Most agencies rely on major events as a way of raising funds. They often invest a great deal of money and time into putting together the event, invite their friends and acquaintances, hold an auction or use other tools to supplement the funds realized. What they often overlook, and this is critically important, is the experience of those attending the event.
Obligatory fund raising,
We need to ask; did they have a good time? Did they feel welcome? Was this just another obligatory fund raising chicken dinner or did they leave knowing more about the agency and invested in its cause? The purpose of this paper is to briefly examine the real value of an event. No matter how much money was raised, these visitors, properly cultivated, have the ability, and often the willingness, to give more.
The role of the Board is critical,
This is where the role of the Board is critical. Many agencies place their Board members at the head table or tables. They do not get to interact with the many strangers and guests who came to the event knowing little about the agency. These guests sit with their own friends, who also may know little. Therefore, the Board (and staff) must serve as table hosts, greeting each guest personally, finding out what they know, and whenever possible, interpreting the impact of the services on the community.

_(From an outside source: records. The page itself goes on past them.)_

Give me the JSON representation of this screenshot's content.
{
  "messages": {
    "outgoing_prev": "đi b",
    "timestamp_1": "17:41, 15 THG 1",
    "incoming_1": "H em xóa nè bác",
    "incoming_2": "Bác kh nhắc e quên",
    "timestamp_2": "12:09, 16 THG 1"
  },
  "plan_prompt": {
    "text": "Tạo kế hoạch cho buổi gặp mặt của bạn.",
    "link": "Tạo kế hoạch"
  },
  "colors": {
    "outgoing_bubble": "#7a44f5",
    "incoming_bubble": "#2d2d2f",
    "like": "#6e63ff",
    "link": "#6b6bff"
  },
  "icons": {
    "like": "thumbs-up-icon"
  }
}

The officers and executive staff,
The officers and executive staff should also mingle and introduce themselves. Much like staff of a company at a sales event, they are working, not spending the whole evening with family and friends. The hosts at a wedding or other family event try to say hello to everyone; so should the Board and staff. We are trying to find out who these people are and how can we better reach them.

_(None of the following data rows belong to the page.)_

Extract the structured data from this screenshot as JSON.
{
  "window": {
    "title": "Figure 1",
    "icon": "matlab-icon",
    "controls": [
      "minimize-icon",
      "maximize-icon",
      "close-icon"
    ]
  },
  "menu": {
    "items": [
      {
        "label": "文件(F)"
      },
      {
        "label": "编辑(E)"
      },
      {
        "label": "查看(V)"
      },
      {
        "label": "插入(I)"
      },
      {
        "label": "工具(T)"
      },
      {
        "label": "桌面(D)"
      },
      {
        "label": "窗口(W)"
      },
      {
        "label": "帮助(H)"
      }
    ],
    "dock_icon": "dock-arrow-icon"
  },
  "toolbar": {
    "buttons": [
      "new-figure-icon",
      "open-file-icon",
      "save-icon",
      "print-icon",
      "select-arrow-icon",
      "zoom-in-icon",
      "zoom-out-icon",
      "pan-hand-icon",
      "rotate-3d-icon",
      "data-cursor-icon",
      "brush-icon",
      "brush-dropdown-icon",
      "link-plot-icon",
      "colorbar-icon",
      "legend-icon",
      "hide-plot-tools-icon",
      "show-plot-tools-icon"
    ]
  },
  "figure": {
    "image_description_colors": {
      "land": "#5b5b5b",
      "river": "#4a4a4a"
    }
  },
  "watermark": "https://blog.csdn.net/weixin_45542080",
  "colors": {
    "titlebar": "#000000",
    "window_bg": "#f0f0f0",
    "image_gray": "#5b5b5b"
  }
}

Guests should be greeted,
Guests should be greeted as they arrive by people clearly identified (badges) as agency Board members, and thanked for coming. Board members should also say goodnight to them as they leave, thanking them for supporting the agency, and asking if they had a good time. This hospitality, along with other efforts of friendship and warmth, will leave everyone feeling really good about the event (assuming the food was edible), and these good feelings will spill over to enable future contacts.
The real money can be raised,

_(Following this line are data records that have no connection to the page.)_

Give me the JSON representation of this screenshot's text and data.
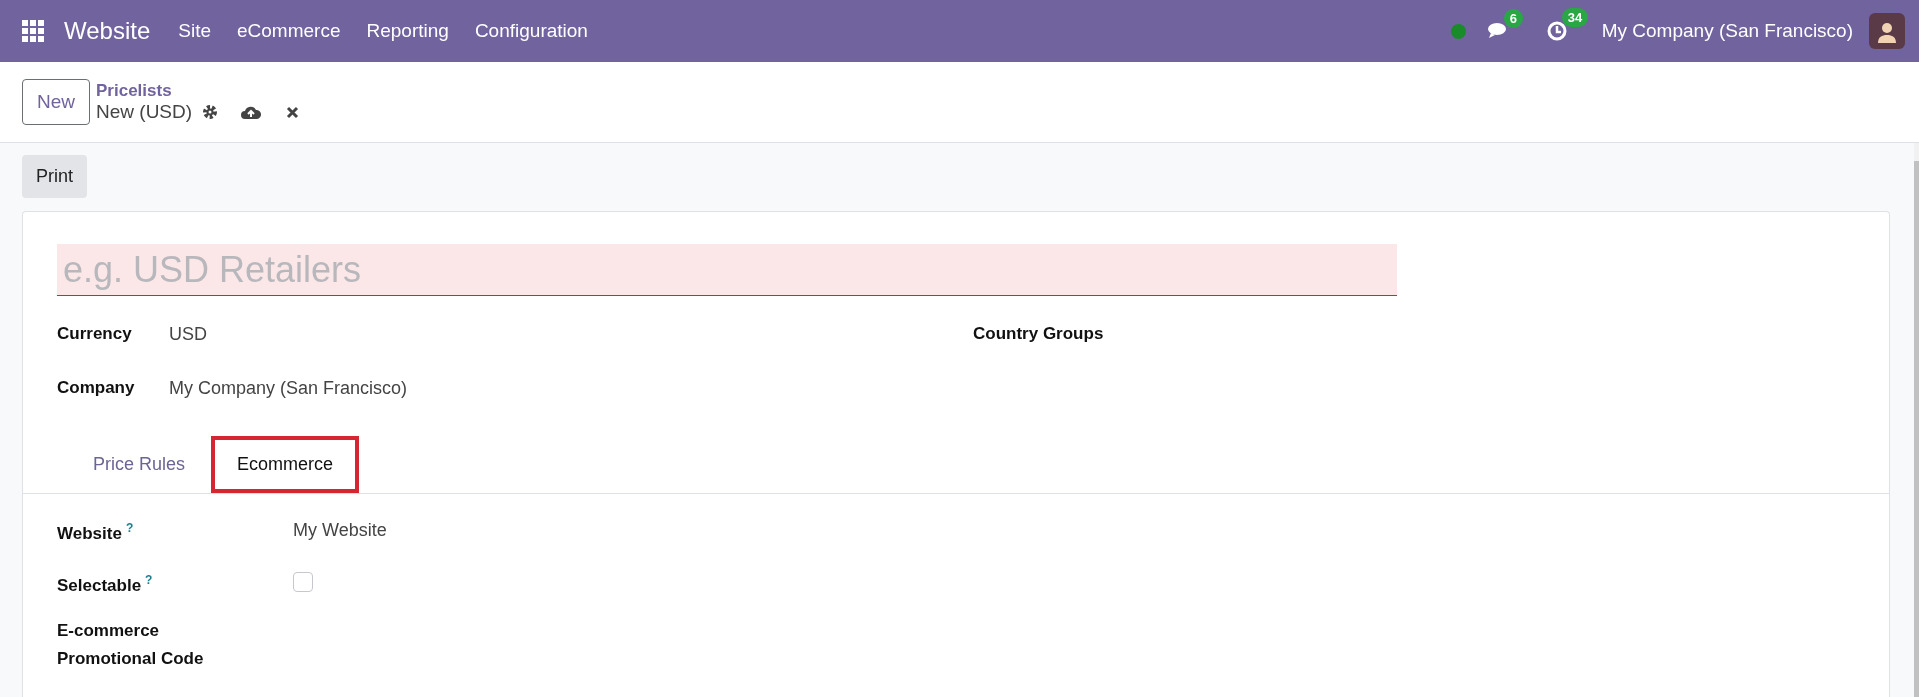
{
  "navbar": {
    "app_name": "Website",
    "menu": [
      "Site",
      "eCommerce",
      "Reporting",
      "Configuration"
    ],
    "online": true,
    "messages_count": "6",
    "activities_count": "34",
    "company": "My Company (San Francisco)"
  },
  "control_panel": {
    "new_button": "New",
    "breadcrumb": "Pricelists",
    "record": "New (USD)"
  },
  "print_button": "Print",
  "form": {
    "name_placeholder": "e.g. USD Retailers",
    "left_fields": [
      {
        "label": "Currency",
        "value": "USD"
      },
      {
        "label": "Company",
        "value": "My Company (San Francisco)"
      }
    ],
    "right_fields": [
      {
        "label": "Country Groups"
      }
    ],
    "tabs": [
      {
        "label": "Price Rules",
        "selected": false,
        "highlighted": false
      },
      {
        "label": "Ecommerce",
        "selected": true,
        "highlighted": true
      }
    ],
    "tab_fields": [
      {
        "kind": "text",
        "label": "Website",
        "help": "?",
        "value": "My Website"
      },
      {
        "kind": "checkbox",
        "label": "Selectable",
        "help": "?",
        "checked": false
      },
      {
        "kind": "text",
        "label": "E-commerce Promotional Code"
      }
    ]
  }
}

It is what happens after the event that is where the real money can be raised. The Board should be alert, as they mingle, for people who seem particularly interested in the agency and its service. This is where we can find future Board and committee members. (Board members should make a list of interesting people they met). We should also be aware who we meet who might have the financial resources to really step forward with a major gift. The event is the first step in the cultivation of that future gift.
Focus is primarily on the agency,
Finally, while constructing the evening’s program, make sure the focus is primarily on the agency, its services, and the impact it makes on the lives of its clients. Reach your audience emotionally, through stories, speakers (often clients), or a great video. I have been to many events where the focus was so much on the honoree that I left wondering what agency sponsored the event and what do they do.
Just remember, the real value of an event is friend-raising, and if you raise a few bucks along the way, so much the better.